A top government academies official has been appointed as the Education and Skills Funding Agency’s new director of funding.

Kate Josephs (pictured), currently director of national operations for academies and regional delivery at the Department of Education, will start in the new role in April.

She will head up a new funding “operations centre of excellence” team. Plans for the new team and role, the first to preside over the DfE’s entire £63 billion budget, were first revealed by FE Week over the weekend.

Ms Josephs, a former Treasury official who also worked in delivery at Downing Street, will take charge of delivering the national funding formula for pre-16 schools and the post-16 funding agenda, including apprenticeships and T-levels.

The job description said the ESFA was “moving towards a single funding operations centre of excellence, bringing together and improving existing functions”.

Eileen Milner, the chief executive of the Education and Skills Funding Agency, said: “Kate will report to myself and be part of the ESFA’s Executive team.

“She will lead and oversee the creation and operation of a single funding centre of excellence that is solely responsible for all schools, academies and post 16 funding.”

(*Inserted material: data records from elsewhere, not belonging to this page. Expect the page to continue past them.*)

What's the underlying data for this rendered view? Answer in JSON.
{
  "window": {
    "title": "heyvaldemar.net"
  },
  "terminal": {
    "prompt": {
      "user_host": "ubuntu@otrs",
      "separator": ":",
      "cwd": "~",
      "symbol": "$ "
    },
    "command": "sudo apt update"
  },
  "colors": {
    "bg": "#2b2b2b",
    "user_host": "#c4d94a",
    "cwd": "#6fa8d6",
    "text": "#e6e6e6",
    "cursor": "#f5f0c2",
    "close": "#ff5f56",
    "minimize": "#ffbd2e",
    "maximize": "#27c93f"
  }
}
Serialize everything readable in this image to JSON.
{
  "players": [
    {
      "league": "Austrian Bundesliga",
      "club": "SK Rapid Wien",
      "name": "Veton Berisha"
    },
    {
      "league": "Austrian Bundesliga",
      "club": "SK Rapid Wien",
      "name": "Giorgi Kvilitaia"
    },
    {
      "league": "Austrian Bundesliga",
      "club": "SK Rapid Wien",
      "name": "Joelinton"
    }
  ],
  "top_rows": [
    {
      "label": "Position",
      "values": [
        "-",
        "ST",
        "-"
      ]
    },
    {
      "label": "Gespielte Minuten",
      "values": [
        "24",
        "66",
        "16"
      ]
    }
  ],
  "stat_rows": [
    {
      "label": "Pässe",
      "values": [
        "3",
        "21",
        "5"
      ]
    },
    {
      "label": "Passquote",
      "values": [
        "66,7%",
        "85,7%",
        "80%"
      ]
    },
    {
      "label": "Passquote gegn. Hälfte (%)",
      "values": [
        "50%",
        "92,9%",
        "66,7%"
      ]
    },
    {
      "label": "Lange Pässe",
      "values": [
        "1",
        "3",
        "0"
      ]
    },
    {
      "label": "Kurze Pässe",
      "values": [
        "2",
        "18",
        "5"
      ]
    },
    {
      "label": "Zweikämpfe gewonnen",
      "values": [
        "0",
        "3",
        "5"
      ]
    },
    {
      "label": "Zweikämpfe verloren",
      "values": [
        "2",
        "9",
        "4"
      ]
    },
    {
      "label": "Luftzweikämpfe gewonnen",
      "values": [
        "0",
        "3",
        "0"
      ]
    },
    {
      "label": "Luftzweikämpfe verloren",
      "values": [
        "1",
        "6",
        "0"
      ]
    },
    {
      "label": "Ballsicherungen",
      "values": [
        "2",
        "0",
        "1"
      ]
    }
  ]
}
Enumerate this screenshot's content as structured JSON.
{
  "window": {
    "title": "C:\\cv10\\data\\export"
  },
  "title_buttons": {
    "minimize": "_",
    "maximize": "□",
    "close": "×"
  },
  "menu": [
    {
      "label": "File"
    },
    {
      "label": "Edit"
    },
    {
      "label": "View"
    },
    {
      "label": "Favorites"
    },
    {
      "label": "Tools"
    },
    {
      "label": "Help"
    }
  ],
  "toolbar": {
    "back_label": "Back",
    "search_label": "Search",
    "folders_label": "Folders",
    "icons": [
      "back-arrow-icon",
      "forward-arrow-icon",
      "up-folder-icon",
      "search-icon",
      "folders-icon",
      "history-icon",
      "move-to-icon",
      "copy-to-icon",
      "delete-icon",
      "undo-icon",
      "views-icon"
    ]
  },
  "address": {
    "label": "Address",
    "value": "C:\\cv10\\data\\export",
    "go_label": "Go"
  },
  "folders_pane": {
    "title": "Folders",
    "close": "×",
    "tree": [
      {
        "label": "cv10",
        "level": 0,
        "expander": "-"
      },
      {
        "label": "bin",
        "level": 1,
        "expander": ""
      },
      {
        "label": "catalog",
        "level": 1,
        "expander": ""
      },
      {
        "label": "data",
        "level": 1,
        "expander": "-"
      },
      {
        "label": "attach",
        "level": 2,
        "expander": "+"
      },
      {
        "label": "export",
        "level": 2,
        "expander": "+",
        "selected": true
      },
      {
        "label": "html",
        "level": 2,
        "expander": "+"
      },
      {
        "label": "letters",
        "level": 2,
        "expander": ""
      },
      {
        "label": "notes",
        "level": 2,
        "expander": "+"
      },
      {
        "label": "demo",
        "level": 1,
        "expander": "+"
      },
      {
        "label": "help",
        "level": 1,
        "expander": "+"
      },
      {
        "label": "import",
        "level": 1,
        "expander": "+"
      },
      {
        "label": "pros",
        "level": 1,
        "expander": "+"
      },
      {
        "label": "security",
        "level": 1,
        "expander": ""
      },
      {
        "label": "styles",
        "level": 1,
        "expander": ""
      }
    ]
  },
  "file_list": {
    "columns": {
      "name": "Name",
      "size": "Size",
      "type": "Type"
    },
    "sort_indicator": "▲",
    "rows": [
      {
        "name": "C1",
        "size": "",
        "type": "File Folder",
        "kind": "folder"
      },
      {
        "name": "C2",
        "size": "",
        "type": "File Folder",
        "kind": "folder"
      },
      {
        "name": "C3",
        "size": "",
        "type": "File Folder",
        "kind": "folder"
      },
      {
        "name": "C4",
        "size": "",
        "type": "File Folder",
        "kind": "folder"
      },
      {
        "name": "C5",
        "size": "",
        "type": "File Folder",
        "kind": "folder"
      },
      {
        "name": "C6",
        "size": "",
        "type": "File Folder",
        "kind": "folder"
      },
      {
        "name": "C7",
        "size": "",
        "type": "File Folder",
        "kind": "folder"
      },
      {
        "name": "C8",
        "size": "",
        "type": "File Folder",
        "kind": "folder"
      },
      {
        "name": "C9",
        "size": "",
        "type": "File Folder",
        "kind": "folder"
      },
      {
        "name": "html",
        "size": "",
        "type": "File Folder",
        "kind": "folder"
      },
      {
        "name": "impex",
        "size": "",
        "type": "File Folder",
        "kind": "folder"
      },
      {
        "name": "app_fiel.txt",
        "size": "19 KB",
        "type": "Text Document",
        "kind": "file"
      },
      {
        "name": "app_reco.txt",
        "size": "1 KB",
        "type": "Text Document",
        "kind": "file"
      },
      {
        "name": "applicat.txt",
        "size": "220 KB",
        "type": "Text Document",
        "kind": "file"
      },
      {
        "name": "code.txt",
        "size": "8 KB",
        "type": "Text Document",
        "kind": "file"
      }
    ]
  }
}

The new single funding operations centre of excellence will “bring together existing functions to deliver an excellent and expert funding service”, Ms Milner said.

It will be responsible for the “development, implementation and maintenance of an ever more efficient system across the agency with potential to grow and develop the scope of work undertaken still further”.

However, there are “no current plans to recruit staff to this new function”, and vacancies will be filled “through existing posts”.

Eileen Milner

Ms Josephs said she was “thrilled” to join the ESFA and take on the “important new role”.

“I look forward to building upon the already excellent skills and expertise that exist within the teams who deliver such a significant funding operation, and working with service users and our stakeholders, work to create a truly 21st century funding system.

“Our job is to make it as straightforward as possible for schools, trusts, colleges and work-based learning providers to engage with us and, whilst we do this, provide rigorous scrutiny and oversight to ensure that every £1 of public money spent is invested wisely.”

Ms Josephs takes up the post at a time of change for the ESFA. In 2019/20 the government will devolve the adult education budget to the Greater London Authority and six other combined authorities around England, but concerns have been raised that the rushed time frame could cause “market instability” in the sector.

Meanwhile the first three T-level pathways – in education, construction and digital routes – will be taught by 50 training providers from 2020, with a further seven pathways expected to begin in 2021. The funding methodology for T-levels is currently being consulted on.